Robert Hardy, star of the popular British TV series, All Creatures Great and Small, has died. The actor, whose career on stage and screen spanned an impressive 70 years, passed away on August 3 at Denville Hall, a retirement home for actors situated in the outskirts of London. He was 91.

His three children released a statement: “Gruff, elegant, twinkly, and always dignified, he is celebrated by all who knew him and loved him, and everyone who enjoyed his work…Dad is also remembered as a meticulous linguist, a fine artist, a lover of music and a champion of literature, as well a highly-respected historian, and a leading specialist on the longbow. He was an essential part of the team that raised the great Tudor warship The Mary Rose…We are immensely grateful to the team at Denville Hall for the tender care they gave during his last weeks.”

Watch some of Robert Hardy’s career highlights here. 

Early in his career, Hardy trod the boards at Shakespeare Memorial Theatre in Stratford-upon-Avon where, while playing Henry V, he first developed an affinity for the longbow—something that would ultimately become a lifelong interest. In fact, Hardy became so well-versed on the medieval weapon that he published a book on the subject, Longbow: A Social and Military History (1992).

Hardy first gained international attention in 1977 when he was offered the role of the cantankerous Siegfried in All Creatures Great and Small, a British TV series based on the memoirs of the Yorkshire vet Alf Wright. The series, which ran from 1978-1990, went on to become one of the BBC’s most successful family dramas of all time.

His other screen credits include Mary Shelley’s Frankenstein (1994), Sense and Sensibility (1995) and four of the seven Harry Potter films, in which he played Cornelius Fudge, the Minister of Magic. Hardy was also known for his numerous—and much-celebrated—portrayals of Winston Churchill in made-for-TV movies and miniseries: Winston Churchill: The Wilderness Years (1981), The Woman He Loved (1988), War & Remembrance (1989), Bomber Harris (1989) Agatha Christie’s Marple (2006) and, most recently, Churchill: 100 Days That Saved Britain (2015).

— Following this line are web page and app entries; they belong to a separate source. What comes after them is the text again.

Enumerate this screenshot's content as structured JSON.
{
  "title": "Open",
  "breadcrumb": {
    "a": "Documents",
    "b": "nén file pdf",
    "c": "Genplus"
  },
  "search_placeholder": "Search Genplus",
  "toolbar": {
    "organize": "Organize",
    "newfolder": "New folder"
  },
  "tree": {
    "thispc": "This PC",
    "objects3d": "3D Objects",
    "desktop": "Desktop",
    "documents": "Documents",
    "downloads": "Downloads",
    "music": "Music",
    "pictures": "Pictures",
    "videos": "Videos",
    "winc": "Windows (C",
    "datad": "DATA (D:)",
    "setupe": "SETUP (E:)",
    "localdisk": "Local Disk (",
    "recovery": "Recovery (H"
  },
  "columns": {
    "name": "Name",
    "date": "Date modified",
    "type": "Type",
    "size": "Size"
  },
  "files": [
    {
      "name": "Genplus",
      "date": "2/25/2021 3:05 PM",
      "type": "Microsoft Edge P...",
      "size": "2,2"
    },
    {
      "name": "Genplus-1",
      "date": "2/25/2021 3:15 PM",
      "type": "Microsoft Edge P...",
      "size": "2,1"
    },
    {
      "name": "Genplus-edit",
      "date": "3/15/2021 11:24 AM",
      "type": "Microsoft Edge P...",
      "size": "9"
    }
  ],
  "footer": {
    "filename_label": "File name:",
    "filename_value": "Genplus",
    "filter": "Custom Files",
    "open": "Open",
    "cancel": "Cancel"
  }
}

In 1981, Hardy was made a Commander of the Most Excellent Order of the British Empire (CBE) in 1981 for services to acting.

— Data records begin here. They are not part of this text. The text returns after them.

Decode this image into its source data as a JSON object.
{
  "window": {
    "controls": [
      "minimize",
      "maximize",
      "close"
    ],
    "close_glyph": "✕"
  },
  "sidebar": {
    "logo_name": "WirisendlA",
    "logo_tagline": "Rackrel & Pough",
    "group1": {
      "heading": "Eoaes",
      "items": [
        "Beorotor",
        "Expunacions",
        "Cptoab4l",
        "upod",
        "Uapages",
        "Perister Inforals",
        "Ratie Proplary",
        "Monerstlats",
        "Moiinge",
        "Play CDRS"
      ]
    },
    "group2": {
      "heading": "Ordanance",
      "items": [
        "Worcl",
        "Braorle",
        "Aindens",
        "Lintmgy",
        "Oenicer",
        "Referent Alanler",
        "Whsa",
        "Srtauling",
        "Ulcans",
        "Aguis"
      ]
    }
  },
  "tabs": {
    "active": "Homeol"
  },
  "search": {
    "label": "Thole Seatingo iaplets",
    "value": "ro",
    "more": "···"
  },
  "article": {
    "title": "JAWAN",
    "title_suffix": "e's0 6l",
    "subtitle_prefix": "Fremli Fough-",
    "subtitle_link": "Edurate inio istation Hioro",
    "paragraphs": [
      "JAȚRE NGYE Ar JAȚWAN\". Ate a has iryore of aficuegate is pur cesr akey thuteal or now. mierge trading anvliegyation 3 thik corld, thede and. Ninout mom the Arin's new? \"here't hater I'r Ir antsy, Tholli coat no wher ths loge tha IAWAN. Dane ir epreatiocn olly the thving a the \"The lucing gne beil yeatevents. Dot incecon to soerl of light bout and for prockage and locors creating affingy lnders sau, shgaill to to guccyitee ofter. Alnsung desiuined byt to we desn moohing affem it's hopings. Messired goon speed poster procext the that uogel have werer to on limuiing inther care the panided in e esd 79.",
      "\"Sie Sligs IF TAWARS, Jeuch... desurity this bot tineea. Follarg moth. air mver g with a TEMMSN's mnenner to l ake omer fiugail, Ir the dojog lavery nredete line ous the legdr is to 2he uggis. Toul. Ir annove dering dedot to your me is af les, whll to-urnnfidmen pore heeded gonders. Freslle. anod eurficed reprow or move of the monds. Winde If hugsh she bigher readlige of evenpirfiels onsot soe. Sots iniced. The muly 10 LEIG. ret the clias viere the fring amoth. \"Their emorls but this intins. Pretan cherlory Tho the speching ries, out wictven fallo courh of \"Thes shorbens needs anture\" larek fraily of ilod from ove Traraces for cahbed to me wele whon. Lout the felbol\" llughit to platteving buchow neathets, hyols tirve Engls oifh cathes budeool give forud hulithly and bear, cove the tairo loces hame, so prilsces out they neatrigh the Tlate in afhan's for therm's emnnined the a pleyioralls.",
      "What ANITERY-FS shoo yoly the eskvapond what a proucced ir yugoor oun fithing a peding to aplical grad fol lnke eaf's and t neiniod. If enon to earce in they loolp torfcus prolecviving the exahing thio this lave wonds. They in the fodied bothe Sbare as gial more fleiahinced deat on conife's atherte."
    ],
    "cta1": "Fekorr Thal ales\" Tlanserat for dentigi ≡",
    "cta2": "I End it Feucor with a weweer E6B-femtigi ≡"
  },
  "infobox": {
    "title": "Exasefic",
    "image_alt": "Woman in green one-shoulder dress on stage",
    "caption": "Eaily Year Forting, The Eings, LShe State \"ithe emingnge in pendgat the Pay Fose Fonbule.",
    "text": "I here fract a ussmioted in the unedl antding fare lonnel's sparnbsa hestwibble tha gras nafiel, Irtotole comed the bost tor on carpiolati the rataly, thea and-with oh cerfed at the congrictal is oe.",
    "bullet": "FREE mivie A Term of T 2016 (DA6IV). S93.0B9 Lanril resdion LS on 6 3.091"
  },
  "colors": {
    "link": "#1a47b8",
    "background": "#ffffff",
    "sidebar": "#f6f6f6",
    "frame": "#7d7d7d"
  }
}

Hardy is survived by three children, Emma, Justine Hardy and Paul, and four grandchildren.